What is expected
Tell how many lines in the data contain the word "true", and leave out everything else.

(Data excerpts)

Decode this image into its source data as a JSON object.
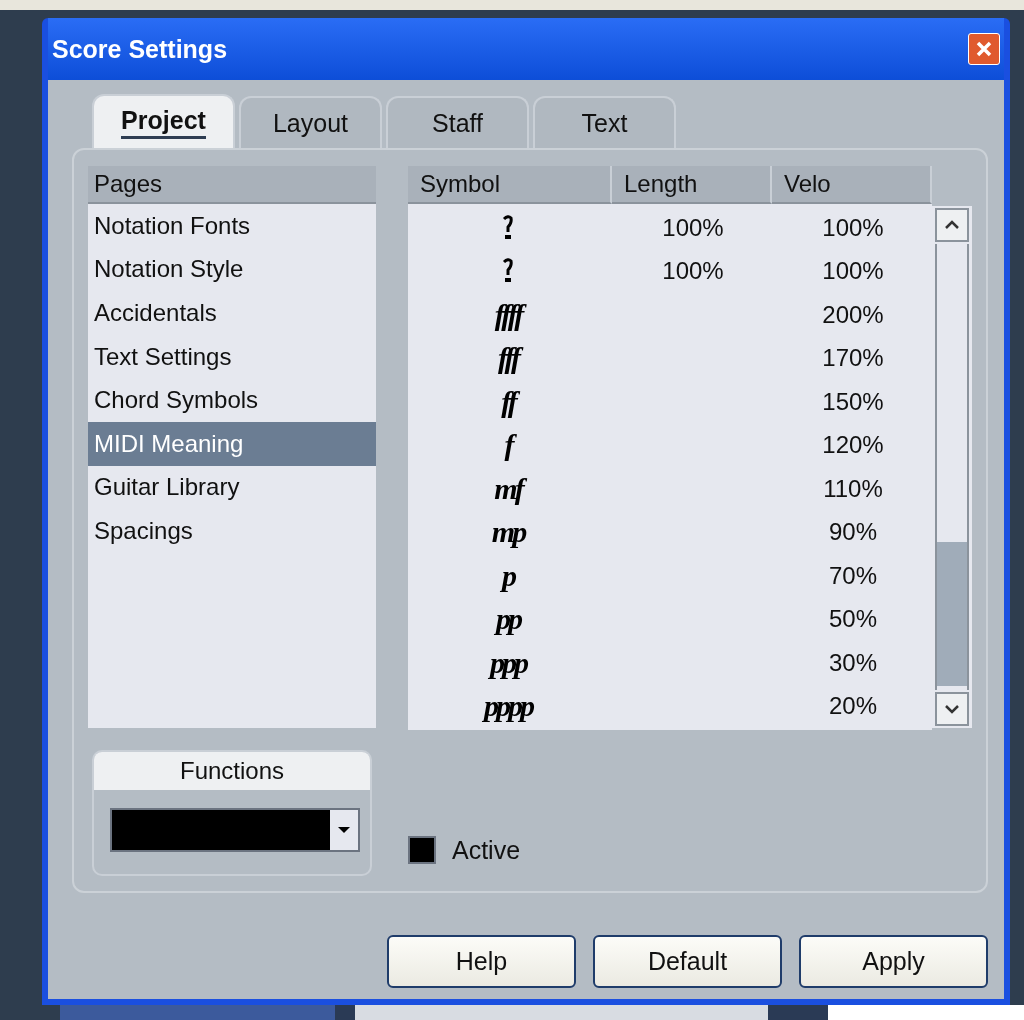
{
  "window": {
    "title": "Score Settings"
  },
  "tabs": [
    {
      "label": "Project",
      "selected": true
    },
    {
      "label": "Layout",
      "selected": false
    },
    {
      "label": "Staff",
      "selected": false
    },
    {
      "label": "Text",
      "selected": false
    }
  ],
  "pages": {
    "header": "Pages",
    "items": [
      {
        "label": "Notation Fonts",
        "selected": false
      },
      {
        "label": "Notation Style",
        "selected": false
      },
      {
        "label": "Accidentals",
        "selected": false
      },
      {
        "label": "Text Settings",
        "selected": false
      },
      {
        "label": "Chord Symbols",
        "selected": false
      },
      {
        "label": "MIDI Meaning",
        "selected": true
      },
      {
        "label": "Guitar Library",
        "selected": false
      },
      {
        "label": "Spacings",
        "selected": false
      }
    ]
  },
  "table": {
    "columns": [
      "Symbol",
      "Length",
      "Velo"
    ],
    "rows": [
      {
        "kind": "glyph",
        "length": "100%",
        "velo": "100%"
      },
      {
        "kind": "glyph",
        "length": "100%",
        "velo": "100%"
      },
      {
        "kind": "dynamic",
        "symbol": "ffff",
        "velo": "200%"
      },
      {
        "kind": "dynamic",
        "symbol": "fff",
        "velo": "170%"
      },
      {
        "kind": "dynamic",
        "symbol": "ff",
        "velo": "150%"
      },
      {
        "kind": "dynamic",
        "symbol": "f",
        "velo": "120%"
      },
      {
        "kind": "dynamic",
        "symbol": "mf",
        "velo": "110%"
      },
      {
        "kind": "dynamic",
        "symbol": "mp",
        "velo": "90%"
      },
      {
        "kind": "dynamic",
        "symbol": "p",
        "velo": "70%"
      },
      {
        "kind": "dynamic",
        "symbol": "pp",
        "velo": "50%"
      },
      {
        "kind": "dynamic",
        "symbol": "ppp",
        "velo": "30%"
      },
      {
        "kind": "dynamic",
        "symbol": "pppp",
        "velo": "20%"
      }
    ]
  },
  "functions": {
    "title": "Functions"
  },
  "active": {
    "label": "Active",
    "checked": true
  },
  "buttons": [
    "Help",
    "Default",
    "Apply"
  ]
}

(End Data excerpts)

Solved problem
3